Though she’s just a freshman, Yaniah “Niah” Powell knows where she’s headed. A prestigious National Science Foundation Research Experience for Undergrads (REU) will help her get there.
On May 29, Niah heads to the University of North Carolina in Charlotte for the two-month experience in Data Science and Crime Analytics. The National Science Foundation-funded paid REU provides hands-on experience to undergrads who are interested in graduate degrees or careers in computer science, criminal justice, crime analysis, analytics and data science undergrads hands-on research experience.
Just nine students across the country were selected for the experience, and Niah is ecstatic to be selected – so much so that she almost overlooked a requirement for a personal interview with the program’s organizers. But she handled that and now, she’s preparing for the academic experience of a lifetime.
As a child, Niah recalls watching lots of crime dramas and enjoyed psychology and law courses in high school, sparking her interest in a double major in criminology and psychology. As part of the REU, she’ll have the opportunity to work closely with UNC faculty members who are nationally recognized for their expertise in working with large data sets, data mining and manipulation, quantitative analysis and data visualization.
According to the NSF, student teams will work with faculty mentors in their research track for 40 hours per week to complete a project. Students may work with a local criminal justice agency as part of the project. At the end of the experience, they will present their research at a final luncheon and could potentially submit a manuscript for publication.
Niah’s research project will focus on the analysis of data on police killings.
“That ties into my major and what I want to do,” she said. “My biggest hope is to gain exposure that will help me in the future toward my goal of working with Internet Crimes Against Children,” Niah said.
Dr. Sarah Lazzari, who encouraged Niah to apply for the REU, recognized her young student’s abilities and interest right away. She’s equally excited for what the program will offer Niah.
“This program is going to give Niah so many skills,” Sarah said. “There is such a need for Criminal Justice practitioners to have research skills and the ability to translate research to other practitioners."

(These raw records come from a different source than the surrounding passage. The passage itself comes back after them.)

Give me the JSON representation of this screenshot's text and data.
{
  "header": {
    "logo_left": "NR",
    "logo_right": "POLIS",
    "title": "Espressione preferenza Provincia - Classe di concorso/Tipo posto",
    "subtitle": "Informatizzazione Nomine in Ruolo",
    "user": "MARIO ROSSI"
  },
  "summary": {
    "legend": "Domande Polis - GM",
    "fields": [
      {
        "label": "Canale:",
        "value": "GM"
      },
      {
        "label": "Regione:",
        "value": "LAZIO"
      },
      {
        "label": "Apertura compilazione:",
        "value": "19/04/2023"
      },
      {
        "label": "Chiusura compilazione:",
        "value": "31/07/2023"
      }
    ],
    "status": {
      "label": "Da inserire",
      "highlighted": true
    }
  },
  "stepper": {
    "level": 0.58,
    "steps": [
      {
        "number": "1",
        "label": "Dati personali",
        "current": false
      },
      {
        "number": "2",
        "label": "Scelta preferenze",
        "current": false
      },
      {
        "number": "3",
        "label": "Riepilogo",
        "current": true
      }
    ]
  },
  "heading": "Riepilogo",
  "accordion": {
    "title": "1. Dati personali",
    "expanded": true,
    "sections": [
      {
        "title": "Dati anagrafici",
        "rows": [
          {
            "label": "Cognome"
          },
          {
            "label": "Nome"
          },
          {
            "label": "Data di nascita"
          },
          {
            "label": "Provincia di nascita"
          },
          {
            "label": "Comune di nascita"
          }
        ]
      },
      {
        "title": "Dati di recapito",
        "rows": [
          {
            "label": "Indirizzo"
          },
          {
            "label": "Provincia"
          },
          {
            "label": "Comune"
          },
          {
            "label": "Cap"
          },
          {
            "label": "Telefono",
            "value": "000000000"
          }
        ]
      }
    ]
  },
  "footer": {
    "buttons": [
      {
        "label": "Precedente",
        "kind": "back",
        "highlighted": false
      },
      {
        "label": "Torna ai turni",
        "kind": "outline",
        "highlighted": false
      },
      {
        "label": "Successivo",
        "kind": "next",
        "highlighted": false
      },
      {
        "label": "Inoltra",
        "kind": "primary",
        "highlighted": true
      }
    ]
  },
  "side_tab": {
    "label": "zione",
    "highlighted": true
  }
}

Although graduate school is a few years off, the REU will help Niah build her resumé and stand out when the time comes.
We can’t wait to hear all about Niah’s experience when the fall semester begins!